Paul Ploumas notes that Swiss gold exports to the US hit a record high of 126.6 metric tons in May, breaking the record of 111.7 tons set in April. The 238 tons of gold sent to the US from Switzerland in these two months is 15 times larger than all of last year.
Back to China, a major gold processor was using 83 metric tons of gold bars as collateral on $2.8 billion of loans. When the company defaulted, the banks found that whoops! All the gold bars they were holding as collateral were gilded copper bars!
Jan Nieuwenhuijs is probably the world’s best China gold expert. This month he debunks a rumor making the rounds and says “No, China does not keep gold at the New York Fed.”
A former head of British spy agency MI6 says that new evidence shows that part of the gene sequence of novel coronavirus was likely man-made. The report claims that COVID-19 is “likely to be the result of a laboratory experiment to produce “chimeric viruses of high potency”.”
The former MI6 chief, Sir Richard Dearlove, believes the virus accidentally escaped from a medical research lab in Wuhan, where work is being done to find defenses against coronaviruses.

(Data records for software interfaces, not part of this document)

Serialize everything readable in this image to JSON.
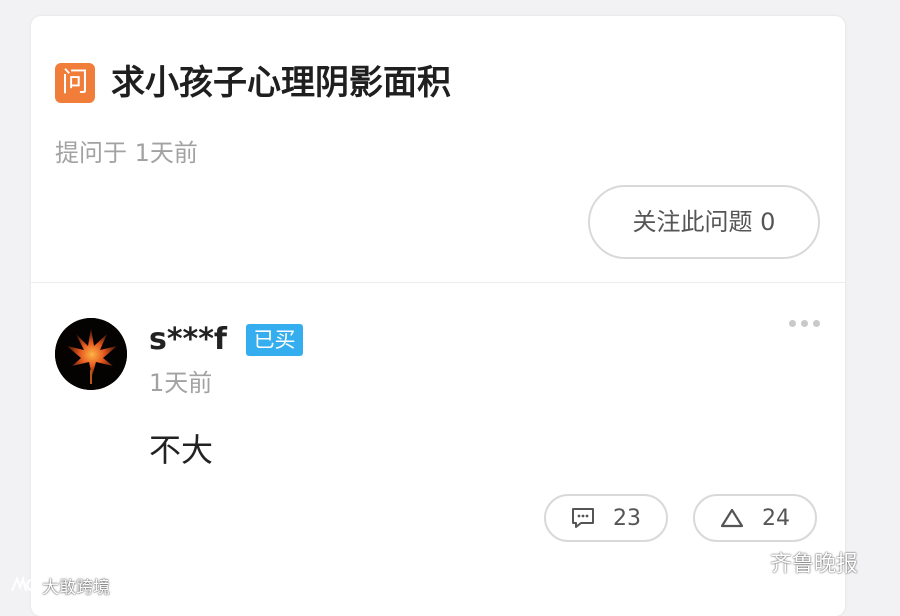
{
  "question": {
    "icon_char": "问",
    "title": "求小孩子心理阴影面积",
    "meta": "提问于 1天前",
    "follow_button": "关注此问题 0"
  },
  "answer": {
    "avatar_icon": "maple-leaf-avatar",
    "username": "s***f",
    "badge": "已买",
    "time": "1天前",
    "text": "不大",
    "comment_count": "23",
    "like_count": "24",
    "more_icon": "ellipsis-icon"
  },
  "watermarks": {
    "right": "齐鲁晚报",
    "left": "大敢跨境"
  },
  "colors": {
    "question_icon_bg": "#f07d3a",
    "badge_bg": "#35aef0",
    "title_text": "#1f1f1f",
    "meta_text": "#a2a2a2"
  }
}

If you left three kg of gold on a train, wouldn’t you try to get it back? Swiss authorities have tried since October to find the owner of the gold. I think he probably doesn’t want to be found.
Looking Ahead To Next Month
To end the month, we note that the famous Forrest Fenn treasure has been found. Mr. Fenn verified the claim of an anonymous man after being sent a photo of the treasure chest’s contents.
This column is intended for educational purposes only. It is not intended as investment advice.
– Steven Cochran of Gainesville Coins